Below are the records; count how many of their lines contain the word "System" and give that number only.

### DATA PROVIDED
<<<<
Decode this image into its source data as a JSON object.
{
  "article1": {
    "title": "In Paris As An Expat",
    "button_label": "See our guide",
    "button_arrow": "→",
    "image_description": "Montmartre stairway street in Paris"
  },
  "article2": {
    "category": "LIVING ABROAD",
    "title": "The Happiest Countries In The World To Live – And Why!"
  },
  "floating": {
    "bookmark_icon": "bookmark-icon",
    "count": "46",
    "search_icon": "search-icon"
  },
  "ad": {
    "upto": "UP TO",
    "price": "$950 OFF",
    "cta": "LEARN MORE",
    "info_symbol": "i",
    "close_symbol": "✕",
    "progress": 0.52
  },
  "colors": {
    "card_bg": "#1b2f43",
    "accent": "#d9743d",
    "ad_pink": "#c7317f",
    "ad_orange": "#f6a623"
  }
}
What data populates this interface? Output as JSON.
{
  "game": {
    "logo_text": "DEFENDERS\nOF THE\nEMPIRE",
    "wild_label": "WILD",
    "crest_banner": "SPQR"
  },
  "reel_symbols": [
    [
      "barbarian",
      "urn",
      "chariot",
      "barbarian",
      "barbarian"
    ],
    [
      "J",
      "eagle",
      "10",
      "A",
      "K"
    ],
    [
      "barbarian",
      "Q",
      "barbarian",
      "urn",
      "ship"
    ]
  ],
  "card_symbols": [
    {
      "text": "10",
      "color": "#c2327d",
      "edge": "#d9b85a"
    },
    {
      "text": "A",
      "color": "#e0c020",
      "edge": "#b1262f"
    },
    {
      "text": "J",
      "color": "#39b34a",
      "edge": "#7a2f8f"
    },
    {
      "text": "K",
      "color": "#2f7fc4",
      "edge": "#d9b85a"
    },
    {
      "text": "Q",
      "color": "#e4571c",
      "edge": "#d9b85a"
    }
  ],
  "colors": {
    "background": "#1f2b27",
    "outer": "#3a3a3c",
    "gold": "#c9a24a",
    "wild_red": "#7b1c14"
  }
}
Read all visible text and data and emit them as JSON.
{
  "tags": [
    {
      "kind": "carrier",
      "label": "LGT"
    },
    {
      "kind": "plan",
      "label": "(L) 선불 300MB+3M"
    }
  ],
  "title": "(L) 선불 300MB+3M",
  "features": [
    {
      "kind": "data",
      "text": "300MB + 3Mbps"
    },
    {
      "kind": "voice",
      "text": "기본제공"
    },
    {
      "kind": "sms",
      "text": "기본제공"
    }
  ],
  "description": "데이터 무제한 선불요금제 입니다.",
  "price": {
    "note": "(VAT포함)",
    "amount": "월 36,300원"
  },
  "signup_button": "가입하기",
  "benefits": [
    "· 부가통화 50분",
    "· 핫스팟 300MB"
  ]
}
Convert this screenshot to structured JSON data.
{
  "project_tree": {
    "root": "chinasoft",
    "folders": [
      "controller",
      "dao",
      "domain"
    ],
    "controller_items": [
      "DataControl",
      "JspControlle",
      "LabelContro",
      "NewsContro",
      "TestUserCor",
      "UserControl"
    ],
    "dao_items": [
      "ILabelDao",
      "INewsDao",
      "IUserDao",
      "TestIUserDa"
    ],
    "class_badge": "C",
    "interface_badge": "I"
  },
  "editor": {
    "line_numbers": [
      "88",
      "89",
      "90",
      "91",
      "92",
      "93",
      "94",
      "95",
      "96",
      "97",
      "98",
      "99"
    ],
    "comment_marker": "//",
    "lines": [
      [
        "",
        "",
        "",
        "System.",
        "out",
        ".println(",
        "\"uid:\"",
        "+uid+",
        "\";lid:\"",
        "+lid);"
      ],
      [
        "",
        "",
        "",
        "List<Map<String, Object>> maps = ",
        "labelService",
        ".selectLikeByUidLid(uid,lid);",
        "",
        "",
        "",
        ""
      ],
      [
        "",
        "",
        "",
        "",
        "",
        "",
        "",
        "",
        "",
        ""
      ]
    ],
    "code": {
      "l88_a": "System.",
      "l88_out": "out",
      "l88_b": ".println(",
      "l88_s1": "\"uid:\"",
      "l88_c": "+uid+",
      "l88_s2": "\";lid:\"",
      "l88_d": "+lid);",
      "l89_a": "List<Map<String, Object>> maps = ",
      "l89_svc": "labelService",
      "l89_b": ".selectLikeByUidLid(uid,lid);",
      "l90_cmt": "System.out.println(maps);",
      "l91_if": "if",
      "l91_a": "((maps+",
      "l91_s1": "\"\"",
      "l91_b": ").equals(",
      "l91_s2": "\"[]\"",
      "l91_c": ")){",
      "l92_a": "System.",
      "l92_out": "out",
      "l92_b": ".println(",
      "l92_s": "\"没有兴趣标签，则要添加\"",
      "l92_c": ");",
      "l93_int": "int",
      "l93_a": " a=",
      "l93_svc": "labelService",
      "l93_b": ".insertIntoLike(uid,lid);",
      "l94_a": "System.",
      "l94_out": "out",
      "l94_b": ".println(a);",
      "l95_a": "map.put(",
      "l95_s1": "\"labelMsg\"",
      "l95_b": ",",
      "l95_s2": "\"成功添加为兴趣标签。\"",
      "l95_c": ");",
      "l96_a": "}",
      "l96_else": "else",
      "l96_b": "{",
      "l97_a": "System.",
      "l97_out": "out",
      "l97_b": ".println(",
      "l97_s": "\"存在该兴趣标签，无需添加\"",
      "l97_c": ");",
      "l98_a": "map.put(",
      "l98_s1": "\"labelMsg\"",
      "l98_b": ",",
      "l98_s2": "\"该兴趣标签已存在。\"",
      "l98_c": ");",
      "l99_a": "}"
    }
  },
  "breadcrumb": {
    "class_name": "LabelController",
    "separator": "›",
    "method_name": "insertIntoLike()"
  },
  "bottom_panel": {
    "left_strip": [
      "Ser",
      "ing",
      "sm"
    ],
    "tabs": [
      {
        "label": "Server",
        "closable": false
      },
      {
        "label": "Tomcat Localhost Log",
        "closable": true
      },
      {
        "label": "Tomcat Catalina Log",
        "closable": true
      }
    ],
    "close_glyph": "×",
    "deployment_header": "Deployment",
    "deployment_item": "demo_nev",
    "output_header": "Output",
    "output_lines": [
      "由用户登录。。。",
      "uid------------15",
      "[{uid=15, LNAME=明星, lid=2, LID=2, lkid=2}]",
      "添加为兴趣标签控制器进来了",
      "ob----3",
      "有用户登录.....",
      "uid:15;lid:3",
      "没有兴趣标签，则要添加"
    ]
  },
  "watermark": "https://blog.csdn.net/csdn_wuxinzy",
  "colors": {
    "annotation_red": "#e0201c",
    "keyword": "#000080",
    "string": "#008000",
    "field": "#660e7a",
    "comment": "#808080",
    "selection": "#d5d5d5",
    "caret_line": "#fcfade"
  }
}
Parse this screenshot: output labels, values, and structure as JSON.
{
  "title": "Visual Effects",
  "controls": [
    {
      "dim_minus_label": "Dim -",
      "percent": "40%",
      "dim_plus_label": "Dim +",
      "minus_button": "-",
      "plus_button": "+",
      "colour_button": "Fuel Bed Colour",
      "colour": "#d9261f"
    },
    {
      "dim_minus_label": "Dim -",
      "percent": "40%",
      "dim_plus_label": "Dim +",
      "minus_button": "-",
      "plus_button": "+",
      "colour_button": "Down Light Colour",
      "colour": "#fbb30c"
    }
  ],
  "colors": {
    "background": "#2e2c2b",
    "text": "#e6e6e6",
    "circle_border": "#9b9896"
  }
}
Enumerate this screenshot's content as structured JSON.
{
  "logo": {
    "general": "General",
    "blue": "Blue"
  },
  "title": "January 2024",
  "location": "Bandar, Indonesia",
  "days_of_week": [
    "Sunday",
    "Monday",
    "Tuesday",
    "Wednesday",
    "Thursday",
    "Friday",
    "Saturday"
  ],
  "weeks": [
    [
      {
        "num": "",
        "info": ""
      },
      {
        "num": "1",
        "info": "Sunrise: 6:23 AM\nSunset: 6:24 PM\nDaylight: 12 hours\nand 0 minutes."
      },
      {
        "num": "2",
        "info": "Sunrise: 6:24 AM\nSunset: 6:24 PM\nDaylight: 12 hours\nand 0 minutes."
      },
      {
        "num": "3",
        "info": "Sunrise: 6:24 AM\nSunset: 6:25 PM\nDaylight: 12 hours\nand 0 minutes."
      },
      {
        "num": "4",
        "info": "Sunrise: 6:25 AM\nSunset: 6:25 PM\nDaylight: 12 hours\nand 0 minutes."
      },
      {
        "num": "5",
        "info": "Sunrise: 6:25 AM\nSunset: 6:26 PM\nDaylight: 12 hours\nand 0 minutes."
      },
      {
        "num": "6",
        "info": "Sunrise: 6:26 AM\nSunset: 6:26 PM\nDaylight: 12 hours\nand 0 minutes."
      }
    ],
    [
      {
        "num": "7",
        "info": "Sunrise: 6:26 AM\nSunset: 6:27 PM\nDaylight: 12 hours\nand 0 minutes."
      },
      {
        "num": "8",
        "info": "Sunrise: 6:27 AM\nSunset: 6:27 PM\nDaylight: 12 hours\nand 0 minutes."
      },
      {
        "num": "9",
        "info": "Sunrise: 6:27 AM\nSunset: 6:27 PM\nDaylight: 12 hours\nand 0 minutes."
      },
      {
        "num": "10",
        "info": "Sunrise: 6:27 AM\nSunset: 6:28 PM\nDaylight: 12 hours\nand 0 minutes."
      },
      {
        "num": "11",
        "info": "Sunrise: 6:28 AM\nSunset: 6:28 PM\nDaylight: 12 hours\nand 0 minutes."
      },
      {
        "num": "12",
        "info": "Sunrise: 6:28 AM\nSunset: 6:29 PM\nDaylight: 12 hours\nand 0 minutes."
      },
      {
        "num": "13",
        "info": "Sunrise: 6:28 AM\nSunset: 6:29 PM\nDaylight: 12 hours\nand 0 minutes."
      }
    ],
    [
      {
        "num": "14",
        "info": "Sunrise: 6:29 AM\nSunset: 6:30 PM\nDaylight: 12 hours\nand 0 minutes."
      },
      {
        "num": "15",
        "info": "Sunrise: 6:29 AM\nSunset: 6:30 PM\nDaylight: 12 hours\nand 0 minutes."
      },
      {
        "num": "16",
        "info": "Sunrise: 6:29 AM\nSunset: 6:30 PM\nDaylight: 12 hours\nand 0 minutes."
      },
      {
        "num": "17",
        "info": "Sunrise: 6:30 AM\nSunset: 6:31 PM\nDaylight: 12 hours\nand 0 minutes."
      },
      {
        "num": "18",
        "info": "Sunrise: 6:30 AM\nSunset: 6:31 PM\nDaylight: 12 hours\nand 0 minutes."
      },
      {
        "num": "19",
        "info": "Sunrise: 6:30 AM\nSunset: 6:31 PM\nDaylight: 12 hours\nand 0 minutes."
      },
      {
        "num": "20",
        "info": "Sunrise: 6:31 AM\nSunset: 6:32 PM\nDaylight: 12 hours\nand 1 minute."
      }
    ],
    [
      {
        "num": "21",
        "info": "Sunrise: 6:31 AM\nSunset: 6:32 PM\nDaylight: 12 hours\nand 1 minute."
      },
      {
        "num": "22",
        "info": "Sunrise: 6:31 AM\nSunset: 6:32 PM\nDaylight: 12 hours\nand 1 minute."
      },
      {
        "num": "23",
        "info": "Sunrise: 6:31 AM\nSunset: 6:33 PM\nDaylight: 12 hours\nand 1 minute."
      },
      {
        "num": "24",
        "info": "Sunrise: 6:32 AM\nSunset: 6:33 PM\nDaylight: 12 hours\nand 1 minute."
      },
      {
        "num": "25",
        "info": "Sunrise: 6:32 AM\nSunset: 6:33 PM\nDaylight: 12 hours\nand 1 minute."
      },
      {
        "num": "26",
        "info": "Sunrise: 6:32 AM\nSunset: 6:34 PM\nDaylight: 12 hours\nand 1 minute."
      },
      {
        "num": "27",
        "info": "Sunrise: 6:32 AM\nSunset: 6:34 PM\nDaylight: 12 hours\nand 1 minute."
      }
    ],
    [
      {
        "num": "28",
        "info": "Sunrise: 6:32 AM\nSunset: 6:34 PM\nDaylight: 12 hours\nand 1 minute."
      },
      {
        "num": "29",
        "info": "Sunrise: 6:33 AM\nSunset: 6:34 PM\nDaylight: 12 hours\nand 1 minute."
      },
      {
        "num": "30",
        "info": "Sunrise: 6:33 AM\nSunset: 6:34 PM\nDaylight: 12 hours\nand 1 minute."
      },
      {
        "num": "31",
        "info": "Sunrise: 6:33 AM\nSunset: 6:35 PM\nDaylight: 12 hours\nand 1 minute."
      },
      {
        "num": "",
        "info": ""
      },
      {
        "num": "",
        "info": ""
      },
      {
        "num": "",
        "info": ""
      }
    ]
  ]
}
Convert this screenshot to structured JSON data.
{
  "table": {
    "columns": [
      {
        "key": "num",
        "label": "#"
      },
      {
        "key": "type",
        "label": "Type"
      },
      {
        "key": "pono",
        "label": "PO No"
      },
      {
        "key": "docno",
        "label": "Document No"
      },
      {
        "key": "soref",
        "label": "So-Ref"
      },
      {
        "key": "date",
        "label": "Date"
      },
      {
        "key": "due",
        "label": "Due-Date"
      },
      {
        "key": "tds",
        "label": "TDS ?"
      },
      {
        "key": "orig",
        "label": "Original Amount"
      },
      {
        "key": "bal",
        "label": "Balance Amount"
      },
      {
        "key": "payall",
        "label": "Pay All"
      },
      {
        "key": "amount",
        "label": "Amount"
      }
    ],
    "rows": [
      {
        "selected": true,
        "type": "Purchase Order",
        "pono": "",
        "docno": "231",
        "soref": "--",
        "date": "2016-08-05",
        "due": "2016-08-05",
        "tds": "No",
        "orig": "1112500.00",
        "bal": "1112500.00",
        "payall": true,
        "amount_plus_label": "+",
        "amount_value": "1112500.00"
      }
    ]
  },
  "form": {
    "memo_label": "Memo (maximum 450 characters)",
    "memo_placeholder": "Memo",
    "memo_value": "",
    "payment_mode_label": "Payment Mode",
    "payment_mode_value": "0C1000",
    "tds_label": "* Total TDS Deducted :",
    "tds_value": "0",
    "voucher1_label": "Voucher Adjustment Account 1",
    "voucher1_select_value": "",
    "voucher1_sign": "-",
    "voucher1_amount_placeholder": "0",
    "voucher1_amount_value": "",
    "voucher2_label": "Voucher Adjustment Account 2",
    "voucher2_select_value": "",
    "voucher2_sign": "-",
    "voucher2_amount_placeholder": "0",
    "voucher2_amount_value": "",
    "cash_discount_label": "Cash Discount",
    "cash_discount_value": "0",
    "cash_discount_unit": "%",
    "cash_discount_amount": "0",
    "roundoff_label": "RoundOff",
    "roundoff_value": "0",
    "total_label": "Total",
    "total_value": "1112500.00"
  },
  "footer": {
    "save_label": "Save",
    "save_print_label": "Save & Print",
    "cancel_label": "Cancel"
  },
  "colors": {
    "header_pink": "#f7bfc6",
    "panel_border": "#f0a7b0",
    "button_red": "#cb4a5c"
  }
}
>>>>
### TASK SOLUTION
6